WHAT TO PRODUCE
Apart from the pictures, print the data below exactly as given.

###

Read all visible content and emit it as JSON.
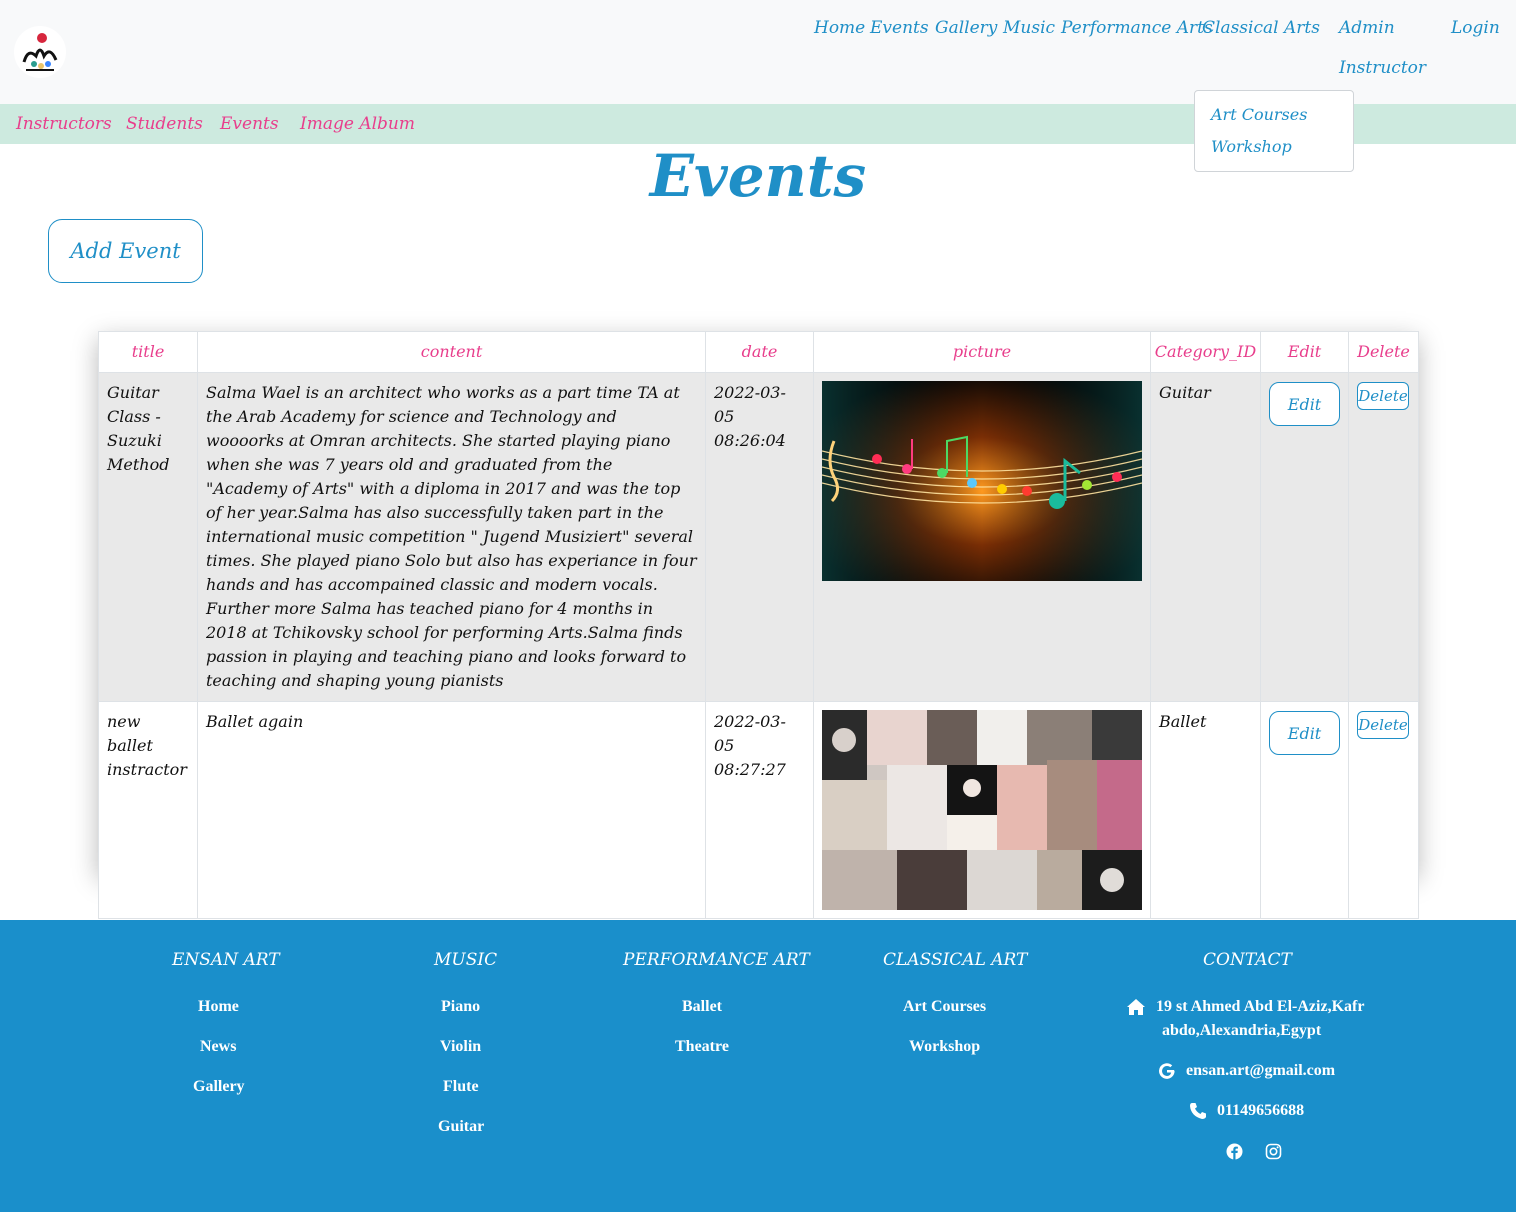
{
  "nav": {
    "home": "Home",
    "events": "Events",
    "gallery": "Gallery",
    "music": "Music",
    "performance_arts": "Performance Arts",
    "classical_arts": "Classical Arts",
    "admin": "Admin",
    "instructor": "Instructor",
    "login": "Login"
  },
  "dropdown": {
    "items": [
      "Art Courses",
      "Workshop"
    ]
  },
  "subnav": {
    "items": [
      "Instructors",
      "Students",
      "Events",
      "Image Album"
    ]
  },
  "page": {
    "title": "Events",
    "add_button": "Add Event"
  },
  "table": {
    "headers": [
      "title",
      "content",
      "date",
      "picture",
      "Category_ID",
      "Edit",
      "Delete"
    ],
    "rows": [
      {
        "title": "Guitar Class - Suzuki Method",
        "content": "Salma Wael is an architect who works as a part time TA at the Arab Academy for science and Technology and woooorks at Omran architects. She started playing piano when she was 7 years old and graduated from the \"Academy of Arts\" with a diploma in 2017 and was the top of her year.Salma has also successfully taken part in the international music competition \" Jugend Musiziert\" several times. She played piano Solo but also has experiance in four hands and has accompained classic and modern vocals. Further more Salma has teached piano for 4 months in 2018 at Tchikovsky school for performing Arts.Salma finds passion in playing and teaching piano and looks forward to teaching and shaping young pianists",
        "date": "2022-03-05 08:26:04",
        "category": "Guitar",
        "edit": "Edit",
        "delete": "Delete"
      },
      {
        "title": "new ballet instractor",
        "content": "Ballet again",
        "date": "2022-03-05 08:27:27",
        "category": "Ballet",
        "edit": "Edit",
        "delete": "Delete"
      }
    ]
  },
  "footer": {
    "col1": {
      "heading": "ENSAN ART",
      "links": [
        "Home",
        "News",
        "Gallery"
      ]
    },
    "col2": {
      "heading": "MUSIC",
      "links": [
        "Piano",
        "Violin",
        "Flute",
        "Guitar"
      ]
    },
    "col3": {
      "heading": "PERFORMANCE ART",
      "links": [
        "Ballet",
        "Theatre"
      ]
    },
    "col4": {
      "heading": "CLASSICAL ART",
      "links": [
        "Art Courses",
        "Workshop"
      ]
    },
    "contact": {
      "heading": "CONTACT",
      "address_line1": "19 st Ahmed Abd El-Aziz,Kafr",
      "address_line2": "abdo,Alexandria,Egypt",
      "email": "ensan.art@gmail.com",
      "phone": "01149656688"
    }
  },
  "colors": {
    "accent_blue": "#1f8fc7",
    "pink": "#e83e8c",
    "subnav_bg": "#cdeadf",
    "footer_bg": "#1a8fcb"
  }
}
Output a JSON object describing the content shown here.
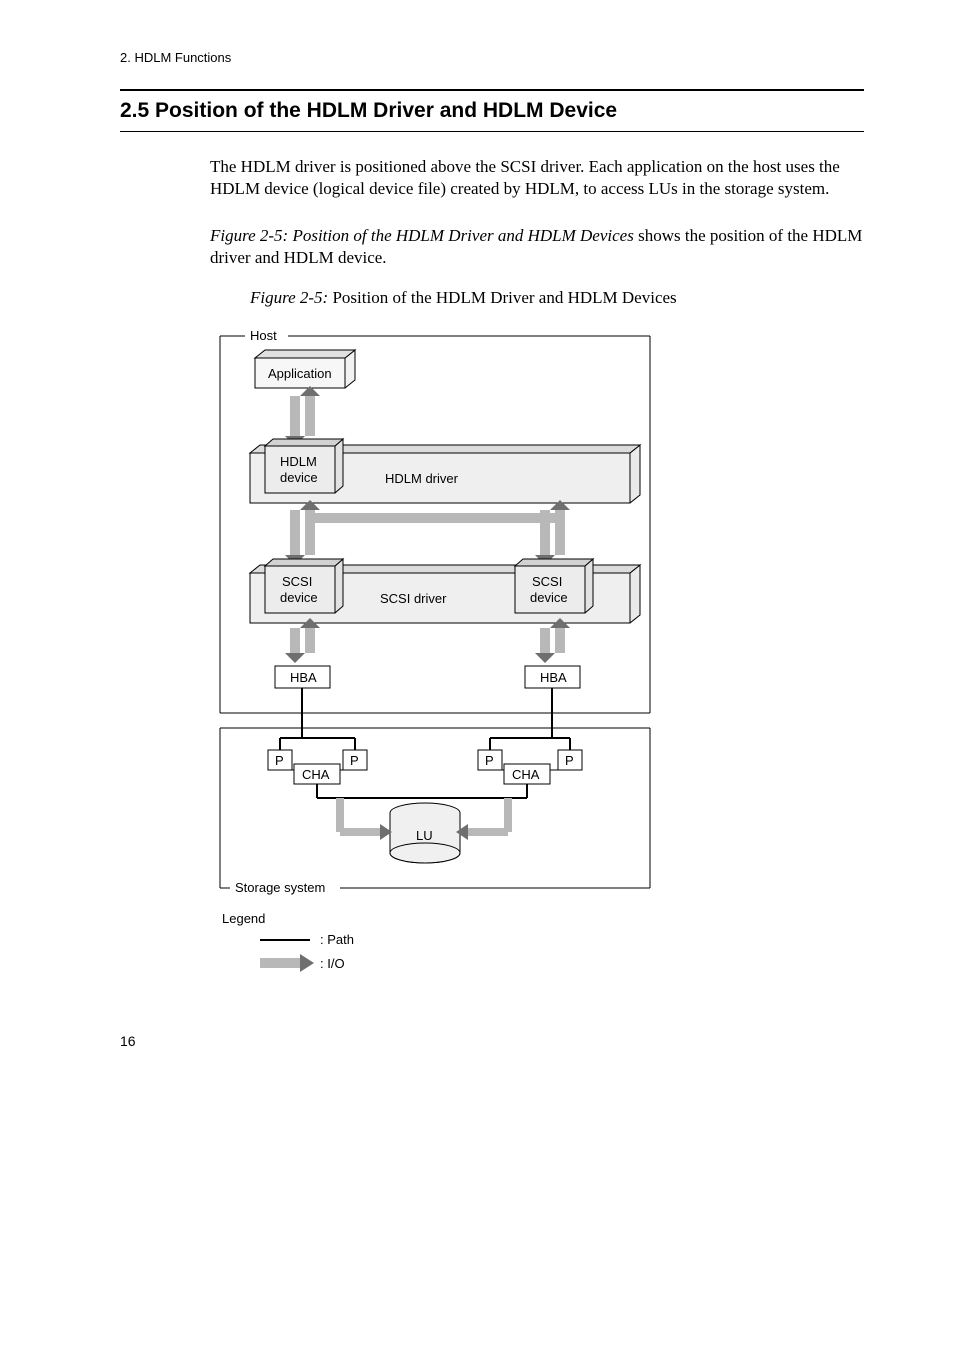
{
  "running_header": "2. HDLM Functions",
  "section_heading": "2.5  Position of the HDLM Driver and HDLM Device",
  "para1": "The HDLM driver is positioned above the SCSI driver. Each application on the host uses the HDLM device (logical device file) created by HDLM, to access LUs in the storage system.",
  "para2_prefix": "Figure  2-5:  Position of the HDLM Driver and HDLM Devices",
  "para2_suffix": " shows the position of the HDLM driver and HDLM device.",
  "figure_caption_prefix": "Figure  2-5:",
  "figure_caption_body": "  Position of the HDLM Driver and HDLM Devices",
  "fig": {
    "host": "Host",
    "application": "Application",
    "hdlm_device": "HDLM",
    "hdlm_device2": "device",
    "hdlm_driver": "HDLM driver",
    "scsi_device": "SCSI",
    "scsi_device2": "device",
    "scsi_driver": "SCSI driver",
    "hba": "HBA",
    "p": "P",
    "cha": "CHA",
    "lu": "LU",
    "storage_system": "Storage system",
    "legend": "Legend",
    "legend_path": ": Path",
    "legend_io": ": I/O"
  },
  "page_number": "16"
}
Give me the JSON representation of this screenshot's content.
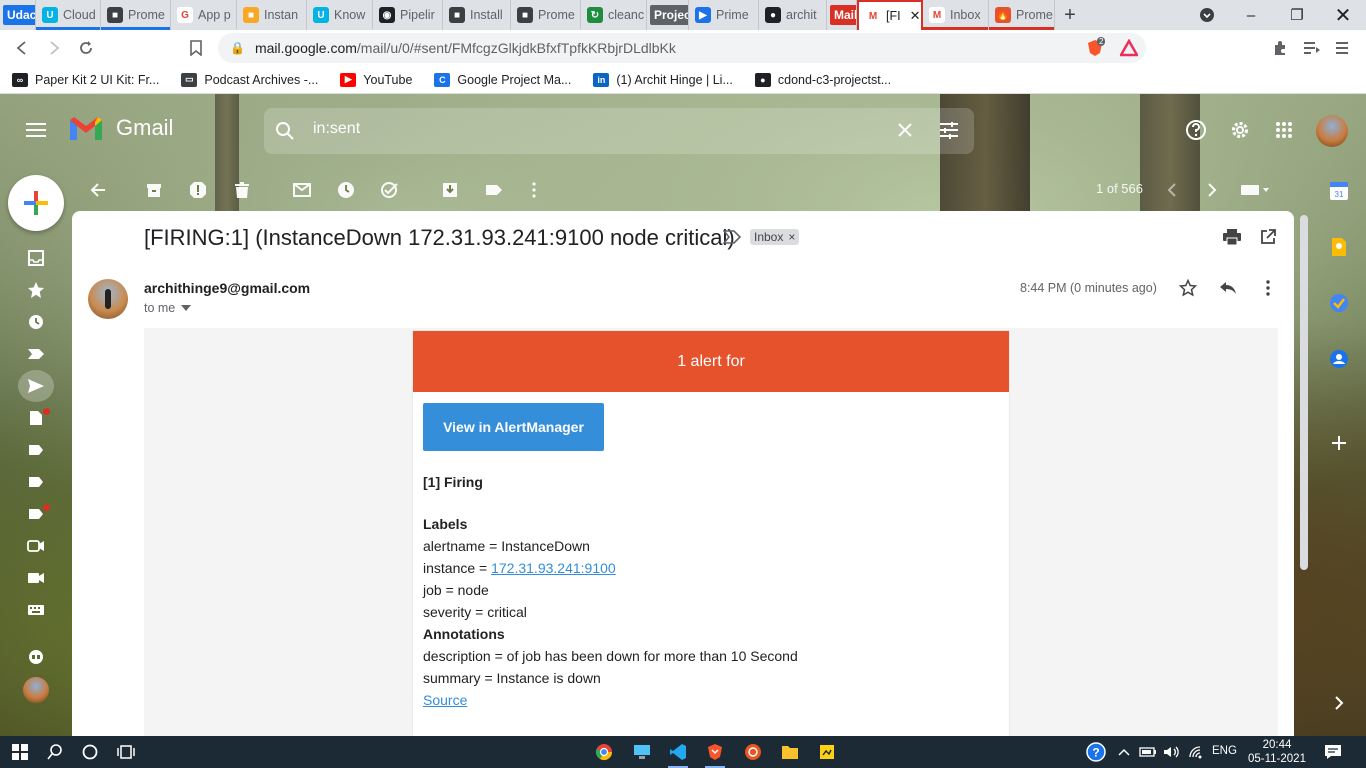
{
  "browser": {
    "tabs": [
      {
        "label": "Udacity",
        "kind": "chip",
        "color": "#1a73e8"
      },
      {
        "label": "Cloud",
        "fav_color": "#02b3e4",
        "fav": "U",
        "group": "blue"
      },
      {
        "label": "Prome",
        "fav_color": "#3c4043",
        "fav": "■",
        "group": "blue"
      },
      {
        "label": "App p",
        "fav_color": "#ffffff",
        "fav": "G"
      },
      {
        "label": "Instan",
        "fav_color": "#f9a825",
        "fav": "■"
      },
      {
        "label": "Know",
        "fav_color": "#02b3e4",
        "fav": "U"
      },
      {
        "label": "Pipelir",
        "fav_color": "#202124",
        "fav": "◉"
      },
      {
        "label": "Install",
        "fav_color": "#3c4043",
        "fav": "■"
      },
      {
        "label": "Prome",
        "fav_color": "#3c4043",
        "fav": "■"
      },
      {
        "label": "cleanc",
        "fav_color": "#1e8e3e",
        "fav": "↻"
      },
      {
        "label": "Project",
        "kind": "chip",
        "color": "#5f6368"
      },
      {
        "label": "Prime",
        "fav_color": "#1a73e8",
        "fav": "▶"
      },
      {
        "label": "archit",
        "fav_color": "#202124",
        "fav": "●"
      },
      {
        "label": "Mail",
        "kind": "chip",
        "color": "#d93025"
      },
      {
        "label": "[FI",
        "fav_color": "#ffffff",
        "fav": "M",
        "active": true
      },
      {
        "label": "Inbox",
        "fav_color": "#ffffff",
        "fav": "M",
        "group": "red"
      },
      {
        "label": "Prome",
        "fav_color": "#e6522c",
        "fav": "🔥",
        "group": "red"
      }
    ],
    "url_host": "mail.google.com",
    "url_path": "/mail/u/0/#sent/FMfcgzGlkjdkBfxfTpfkKRbjrDLdlbKk",
    "brave_badge": "2",
    "bookmarks": [
      {
        "label": "Paper Kit 2 UI Kit: Fr...",
        "color": "#202124",
        "icon": "∞"
      },
      {
        "label": "Podcast Archives -...",
        "color": "#3c4043",
        "icon": "▭"
      },
      {
        "label": "YouTube",
        "color": "#ff0000",
        "icon": "▶"
      },
      {
        "label": "Google Project Ma...",
        "color": "#1a73e8",
        "icon": "C"
      },
      {
        "label": "(1) Archit Hinge | Li...",
        "color": "#0a66c2",
        "icon": "in"
      },
      {
        "label": "cdond-c3-projectst...",
        "color": "#202124",
        "icon": "●"
      }
    ]
  },
  "gmail": {
    "app_name": "Gmail",
    "search_value": "in:sent",
    "pager": "1 of 566",
    "subject": "[FIRING:1] (InstanceDown 172.31.93.241:9100 node critical)",
    "label_chip": "Inbox",
    "label_chip_remove": "×",
    "sender": "archithinge9@gmail.com",
    "to": "to me",
    "time": "8:44 PM (0 minutes ago)",
    "email": {
      "header_text": "1 alert for",
      "button_label": "View in AlertManager",
      "firing": "[1] Firing",
      "labels_heading": "Labels",
      "alertname": "alertname = InstanceDown",
      "instance_prefix": "instance = ",
      "instance_link": "172.31.93.241:9100",
      "job": "job = node",
      "severity": "severity = critical",
      "annotations_heading": "Annotations",
      "description": "description = of job has been down for more than 10 Second",
      "summary": "summary = Instance is down",
      "source_link": "Source"
    },
    "colors": {
      "alert_header": "#e6522c",
      "alert_button": "#348eda"
    }
  },
  "taskbar": {
    "lang": "ENG",
    "time": "20:44",
    "date": "05-11-2021"
  }
}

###

RESULT
Read all visible content and emit it as JSON.
{
  "nav": {
    "home": "Home",
    "events": "Events",
    "gallery": "Gallery",
    "music": "Music",
    "performance_arts": "Performance Arts",
    "classical_arts": "Classical Arts",
    "admin": "Admin",
    "instructor": "Instructor",
    "login": "Login"
  },
  "dropdown": {
    "items": [
      "Art Courses",
      "Workshop"
    ]
  },
  "subnav": {
    "items": [
      "Instructors",
      "Students",
      "Events",
      "Image Album"
    ]
  },
  "page": {
    "title": "Events",
    "add_button": "Add Event"
  },
  "table": {
    "headers": [
      "title",
      "content",
      "date",
      "picture",
      "Category_ID",
      "Edit",
      "Delete"
    ],
    "rows": [
      {
        "title": "Guitar Class - Suzuki Method",
        "content": "Salma Wael is an architect who works as a part time TA at the Arab Academy for science and Technology and woooorks at Omran architects. She started playing piano when she was 7 years old and graduated from the \"Academy of Arts\" with a diploma in 2017 and was the top of her year.Salma has also successfully taken part in the international music competition \" Jugend Musiziert\" several times. She played piano Solo but also has experiance in four hands and has accompained classic and modern vocals. Further more Salma has teached piano for 4 months in 2018 at Tchikovsky school for performing Arts.Salma finds passion in playing and teaching piano and looks forward to teaching and shaping young pianists",
        "date": "2022-03-05 08:26:04",
        "category": "Guitar",
        "edit": "Edit",
        "delete": "Delete"
      },
      {
        "title": "new ballet instractor",
        "content": "Ballet again",
        "date": "2022-03-05 08:27:27",
        "category": "Ballet",
        "edit": "Edit",
        "delete": "Delete"
      }
    ]
  },
  "footer": {
    "col1": {
      "heading": "ENSAN ART",
      "links": [
        "Home",
        "News",
        "Gallery"
      ]
    },
    "col2": {
      "heading": "MUSIC",
      "links": [
        "Piano",
        "Violin",
        "Flute",
        "Guitar"
      ]
    },
    "col3": {
      "heading": "PERFORMANCE ART",
      "links": [
        "Ballet",
        "Theatre"
      ]
    },
    "col4": {
      "heading": "CLASSICAL ART",
      "links": [
        "Art Courses",
        "Workshop"
      ]
    },
    "contact": {
      "heading": "CONTACT",
      "address_line1": "19 st Ahmed Abd El-Aziz,Kafr",
      "address_line2": "abdo,Alexandria,Egypt",
      "email": "ensan.art@gmail.com",
      "phone": "01149656688"
    }
  },
  "colors": {
    "accent_blue": "#1f8fc7",
    "pink": "#e83e8c",
    "subnav_bg": "#cdeadf",
    "footer_bg": "#1a8fcb"
  }
}
Output a JSON object describing the content shown here.
{
  "running_header": "2. HDLM Functions",
  "section_heading": "2.5  Position of the HDLM Driver and HDLM Device",
  "para1": "The HDLM driver is positioned above the SCSI driver. Each application on the host uses the HDLM device (logical device file) created by HDLM, to access LUs in the storage system.",
  "para2_prefix": "Figure  2-5:  Position of the HDLM Driver and HDLM Devices",
  "para2_suffix": " shows the position of the HDLM driver and HDLM device.",
  "figure_caption_prefix": "Figure  2-5:",
  "figure_caption_body": "  Position of the HDLM Driver and HDLM Devices",
  "fig": {
    "host": "Host",
    "application": "Application",
    "hdlm_device": "HDLM",
    "hdlm_device2": "device",
    "hdlm_driver": "HDLM driver",
    "scsi_device": "SCSI",
    "scsi_device2": "device",
    "scsi_driver": "SCSI driver",
    "hba": "HBA",
    "p": "P",
    "cha": "CHA",
    "lu": "LU",
    "storage_system": "Storage system",
    "legend": "Legend",
    "legend_path": ": Path",
    "legend_io": ": I/O"
  },
  "page_number": "16"
}
Give me the JSON representation of this screenshot's content.
{
  "browser": {
    "tabs": [
      {
        "label": "Udacity",
        "kind": "chip",
        "color": "#1a73e8"
      },
      {
        "label": "Cloud",
        "fav_color": "#02b3e4",
        "fav": "U",
        "group": "blue"
      },
      {
        "label": "Prome",
        "fav_color": "#3c4043",
        "fav": "■",
        "group": "blue"
      },
      {
        "label": "App p",
        "fav_color": "#ffffff",
        "fav": "G"
      },
      {
        "label": "Instan",
        "fav_color": "#f9a825",
        "fav": "■"
      },
      {
        "label": "Know",
        "fav_color": "#02b3e4",
        "fav": "U"
      },
      {
        "label": "Pipelir",
        "fav_color": "#202124",
        "fav": "◉"
      },
      {
        "label": "Install",
        "fav_color": "#3c4043",
        "fav": "■"
      },
      {
        "label": "Prome",
        "fav_color": "#3c4043",
        "fav": "■"
      },
      {
        "label": "cleanc",
        "fav_color": "#1e8e3e",
        "fav": "↻"
      },
      {
        "label": "Project",
        "kind": "chip",
        "color": "#5f6368"
      },
      {
        "label": "Prime",
        "fav_color": "#1a73e8",
        "fav": "▶"
      },
      {
        "label": "archit",
        "fav_color": "#202124",
        "fav": "●"
      },
      {
        "label": "Mail",
        "kind": "chip",
        "color": "#d93025"
      },
      {
        "label": "[FI",
        "fav_color": "#ffffff",
        "fav": "M",
        "active": true
      },
      {
        "label": "Inbox",
        "fav_color": "#ffffff",
        "fav": "M",
        "group": "red"
      },
      {
        "label": "Prome",
        "fav_color": "#e6522c",
        "fav": "🔥",
        "group": "red"
      }
    ],
    "url_host": "mail.google.com",
    "url_path": "/mail/u/0/#sent/FMfcgzGlkjdkBfxfTpfkKRbjrDLdlbKk",
    "brave_badge": "2",
    "bookmarks": [
      {
        "label": "Paper Kit 2 UI Kit: Fr...",
        "color": "#202124",
        "icon": "∞"
      },
      {
        "label": "Podcast Archives -...",
        "color": "#3c4043",
        "icon": "▭"
      },
      {
        "label": "YouTube",
        "color": "#ff0000",
        "icon": "▶"
      },
      {
        "label": "Google Project Ma...",
        "color": "#1a73e8",
        "icon": "C"
      },
      {
        "label": "(1) Archit Hinge | Li...",
        "color": "#0a66c2",
        "icon": "in"
      },
      {
        "label": "cdond-c3-projectst...",
        "color": "#202124",
        "icon": "●"
      }
    ]
  },
  "gmail": {
    "app_name": "Gmail",
    "search_value": "in:sent",
    "pager": "1 of 566",
    "subject": "[FIRING:1] (InstanceDown 172.31.93.241:9100 node critical)",
    "label_chip": "Inbox",
    "label_chip_remove": "×",
    "sender": "archithinge9@gmail.com",
    "to": "to me",
    "time": "8:44 PM (0 minutes ago)",
    "email": {
      "header_text": "1 alert for",
      "button_label": "View in AlertManager",
      "firing": "[1] Firing",
      "labels_heading": "Labels",
      "alertname": "alertname = InstanceDown",
      "instance_prefix": "instance = ",
      "instance_link": "172.31.93.241:9100",
      "job": "job = node",
      "severity": "severity = critical",
      "annotations_heading": "Annotations",
      "description": "description = of job has been down for more than 10 Second",
      "summary": "summary = Instance is down",
      "source_link": "Source"
    },
    "colors": {
      "alert_header": "#e6522c",
      "alert_button": "#348eda"
    }
  },
  "taskbar": {
    "lang": "ENG",
    "time": "20:44",
    "date": "05-11-2021"
  }
}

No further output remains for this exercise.